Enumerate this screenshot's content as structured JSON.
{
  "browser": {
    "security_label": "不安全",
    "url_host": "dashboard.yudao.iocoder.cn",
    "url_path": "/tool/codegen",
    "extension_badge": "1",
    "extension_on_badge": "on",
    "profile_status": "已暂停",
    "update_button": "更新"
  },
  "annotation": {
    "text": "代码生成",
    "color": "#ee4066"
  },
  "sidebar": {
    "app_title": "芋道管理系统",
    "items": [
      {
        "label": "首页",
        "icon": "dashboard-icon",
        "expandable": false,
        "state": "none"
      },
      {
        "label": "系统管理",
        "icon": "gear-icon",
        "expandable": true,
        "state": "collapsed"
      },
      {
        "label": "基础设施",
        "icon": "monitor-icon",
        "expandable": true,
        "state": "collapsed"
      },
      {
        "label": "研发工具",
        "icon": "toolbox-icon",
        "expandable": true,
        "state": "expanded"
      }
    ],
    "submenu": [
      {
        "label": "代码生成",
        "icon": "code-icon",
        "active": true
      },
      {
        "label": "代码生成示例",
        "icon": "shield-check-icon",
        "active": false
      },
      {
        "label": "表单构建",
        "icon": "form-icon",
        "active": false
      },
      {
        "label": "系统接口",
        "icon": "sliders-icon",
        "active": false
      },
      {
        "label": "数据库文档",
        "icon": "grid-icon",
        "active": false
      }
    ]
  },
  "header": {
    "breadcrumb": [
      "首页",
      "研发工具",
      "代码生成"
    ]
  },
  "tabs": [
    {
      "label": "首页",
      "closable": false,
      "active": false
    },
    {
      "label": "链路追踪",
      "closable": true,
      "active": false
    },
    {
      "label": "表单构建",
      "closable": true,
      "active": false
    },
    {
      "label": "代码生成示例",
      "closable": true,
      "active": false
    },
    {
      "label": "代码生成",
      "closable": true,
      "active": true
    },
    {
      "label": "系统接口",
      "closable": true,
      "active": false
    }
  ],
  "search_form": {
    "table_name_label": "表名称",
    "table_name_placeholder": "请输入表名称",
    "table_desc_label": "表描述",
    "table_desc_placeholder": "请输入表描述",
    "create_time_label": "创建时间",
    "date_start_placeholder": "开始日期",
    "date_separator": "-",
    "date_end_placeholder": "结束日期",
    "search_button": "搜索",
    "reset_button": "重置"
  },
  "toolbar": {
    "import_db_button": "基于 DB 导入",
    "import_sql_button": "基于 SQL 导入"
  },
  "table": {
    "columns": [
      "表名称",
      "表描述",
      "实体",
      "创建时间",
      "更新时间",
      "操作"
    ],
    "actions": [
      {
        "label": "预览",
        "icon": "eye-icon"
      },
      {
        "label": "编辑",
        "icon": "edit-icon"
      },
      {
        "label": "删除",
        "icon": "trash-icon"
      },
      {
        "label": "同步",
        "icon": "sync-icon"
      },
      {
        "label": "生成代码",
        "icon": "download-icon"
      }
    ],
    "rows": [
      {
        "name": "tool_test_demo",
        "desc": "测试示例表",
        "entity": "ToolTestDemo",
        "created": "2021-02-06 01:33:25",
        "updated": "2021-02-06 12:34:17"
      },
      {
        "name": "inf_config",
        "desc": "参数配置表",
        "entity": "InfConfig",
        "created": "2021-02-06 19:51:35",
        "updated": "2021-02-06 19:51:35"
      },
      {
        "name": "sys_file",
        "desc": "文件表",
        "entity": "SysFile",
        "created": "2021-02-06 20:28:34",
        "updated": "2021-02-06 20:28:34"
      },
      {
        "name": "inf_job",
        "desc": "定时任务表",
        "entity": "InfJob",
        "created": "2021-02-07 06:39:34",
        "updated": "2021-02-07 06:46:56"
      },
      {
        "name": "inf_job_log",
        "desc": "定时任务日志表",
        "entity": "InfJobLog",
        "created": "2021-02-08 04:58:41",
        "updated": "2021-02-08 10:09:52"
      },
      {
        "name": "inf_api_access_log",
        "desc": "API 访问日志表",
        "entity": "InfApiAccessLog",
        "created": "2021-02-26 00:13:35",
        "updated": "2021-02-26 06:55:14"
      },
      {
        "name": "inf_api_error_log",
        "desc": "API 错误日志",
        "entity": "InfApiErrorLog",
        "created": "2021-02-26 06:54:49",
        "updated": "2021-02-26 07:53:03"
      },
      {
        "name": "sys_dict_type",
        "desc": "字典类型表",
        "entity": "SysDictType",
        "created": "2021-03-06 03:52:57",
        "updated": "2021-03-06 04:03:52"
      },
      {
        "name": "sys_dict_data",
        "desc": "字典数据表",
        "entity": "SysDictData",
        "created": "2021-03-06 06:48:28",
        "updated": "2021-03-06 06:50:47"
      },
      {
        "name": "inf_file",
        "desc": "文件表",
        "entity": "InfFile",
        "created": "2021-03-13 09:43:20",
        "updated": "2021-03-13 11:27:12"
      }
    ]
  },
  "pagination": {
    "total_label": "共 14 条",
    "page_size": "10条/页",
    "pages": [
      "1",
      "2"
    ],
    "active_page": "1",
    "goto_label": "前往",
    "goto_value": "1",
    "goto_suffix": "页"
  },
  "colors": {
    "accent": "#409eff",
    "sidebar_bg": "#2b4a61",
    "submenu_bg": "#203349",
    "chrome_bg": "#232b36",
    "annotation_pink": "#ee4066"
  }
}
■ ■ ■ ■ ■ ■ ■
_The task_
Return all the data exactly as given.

_Exercise output_
Enumerate this screenshot's content as structured JSON.
{
  "browser": {
    "security_label": "不安全",
    "url_host": "dashboard.yudao.iocoder.cn",
    "url_path": "/tool/codegen",
    "extension_badge": "1",
    "extension_on_badge": "on",
    "profile_status": "已暂停",
    "update_button": "更新"
  },
  "annotation": {
    "text": "代码生成",
    "color": "#ee4066"
  },
  "sidebar": {
    "app_title": "芋道管理系统",
    "items": [
      {
        "label": "首页",
        "icon": "dashboard-icon",
        "expandable": false,
        "state": "none"
      },
      {
        "label": "系统管理",
        "icon": "gear-icon",
        "expandable": true,
        "state": "collapsed"
      },
      {
        "label": "基础设施",
        "icon": "monitor-icon",
        "expandable": true,
        "state": "collapsed"
      },
      {
        "label": "研发工具",
        "icon": "toolbox-icon",
        "expandable": true,
        "state": "expanded"
      }
    ],
    "submenu": [
      {
        "label": "代码生成",
        "icon": "code-icon",
        "active": true
      },
      {
        "label": "代码生成示例",
        "icon": "shield-check-icon",
        "active": false
      },
      {
        "label": "表单构建",
        "icon": "form-icon",
        "active": false
      },
      {
        "label": "系统接口",
        "icon": "sliders-icon",
        "active": false
      },
      {
        "label": "数据库文档",
        "icon": "grid-icon",
        "active": false
      }
    ]
  },
  "header": {
    "breadcrumb": [
      "首页",
      "研发工具",
      "代码生成"
    ]
  },
  "tabs": [
    {
      "label": "首页",
      "closable": false,
      "active": false
    },
    {
      "label": "链路追踪",
      "closable": true,
      "active": false
    },
    {
      "label": "表单构建",
      "closable": true,
      "active": false
    },
    {
      "label": "代码生成示例",
      "closable": true,
      "active": false
    },
    {
      "label": "代码生成",
      "closable": true,
      "active": true
    },
    {
      "label": "系统接口",
      "closable": true,
      "active": false
    }
  ],
  "search_form": {
    "table_name_label": "表名称",
    "table_name_placeholder": "请输入表名称",
    "table_desc_label": "表描述",
    "table_desc_placeholder": "请输入表描述",
    "create_time_label": "创建时间",
    "date_start_placeholder": "开始日期",
    "date_separator": "-",
    "date_end_placeholder": "结束日期",
    "search_button": "搜索",
    "reset_button": "重置"
  },
  "toolbar": {
    "import_db_button": "基于 DB 导入",
    "import_sql_button": "基于 SQL 导入"
  },
  "table": {
    "columns": [
      "表名称",
      "表描述",
      "实体",
      "创建时间",
      "更新时间",
      "操作"
    ],
    "actions": [
      {
        "label": "预览",
        "icon": "eye-icon"
      },
      {
        "label": "编辑",
        "icon": "edit-icon"
      },
      {
        "label": "删除",
        "icon": "trash-icon"
      },
      {
        "label": "同步",
        "icon": "sync-icon"
      },
      {
        "label": "生成代码",
        "icon": "download-icon"
      }
    ],
    "rows": [
      {
        "name": "tool_test_demo",
        "desc": "测试示例表",
        "entity": "ToolTestDemo",
        "created": "2021-02-06 01:33:25",
        "updated": "2021-02-06 12:34:17"
      },
      {
        "name": "inf_config",
        "desc": "参数配置表",
        "entity": "InfConfig",
        "created": "2021-02-06 19:51:35",
        "updated": "2021-02-06 19:51:35"
      },
      {
        "name": "sys_file",
        "desc": "文件表",
        "entity": "SysFile",
        "created": "2021-02-06 20:28:34",
        "updated": "2021-02-06 20:28:34"
      },
      {
        "name": "inf_job",
        "desc": "定时任务表",
        "entity": "InfJob",
        "created": "2021-02-07 06:39:34",
        "updated": "2021-02-07 06:46:56"
      },
      {
        "name": "inf_job_log",
        "desc": "定时任务日志表",
        "entity": "InfJobLog",
        "created": "2021-02-08 04:58:41",
        "updated": "2021-02-08 10:09:52"
      },
      {
        "name": "inf_api_access_log",
        "desc": "API 访问日志表",
        "entity": "InfApiAccessLog",
        "created": "2021-02-26 00:13:35",
        "updated": "2021-02-26 06:55:14"
      },
      {
        "name": "inf_api_error_log",
        "desc": "API 错误日志",
        "entity": "InfApiErrorLog",
        "created": "2021-02-26 06:54:49",
        "updated": "2021-02-26 07:53:03"
      },
      {
        "name": "sys_dict_type",
        "desc": "字典类型表",
        "entity": "SysDictType",
        "created": "2021-03-06 03:52:57",
        "updated": "2021-03-06 04:03:52"
      },
      {
        "name": "sys_dict_data",
        "desc": "字典数据表",
        "entity": "SysDictData",
        "created": "2021-03-06 06:48:28",
        "updated": "2021-03-06 06:50:47"
      },
      {
        "name": "inf_file",
        "desc": "文件表",
        "entity": "InfFile",
        "created": "2021-03-13 09:43:20",
        "updated": "2021-03-13 11:27:12"
      }
    ]
  },
  "pagination": {
    "total_label": "共 14 条",
    "page_size": "10条/页",
    "pages": [
      "1",
      "2"
    ],
    "active_page": "1",
    "goto_label": "前往",
    "goto_value": "1",
    "goto_suffix": "页"
  },
  "colors": {
    "accent": "#409eff",
    "sidebar_bg": "#2b4a61",
    "submenu_bg": "#203349",
    "chrome_bg": "#232b36",
    "annotation_pink": "#ee4066"
  }
}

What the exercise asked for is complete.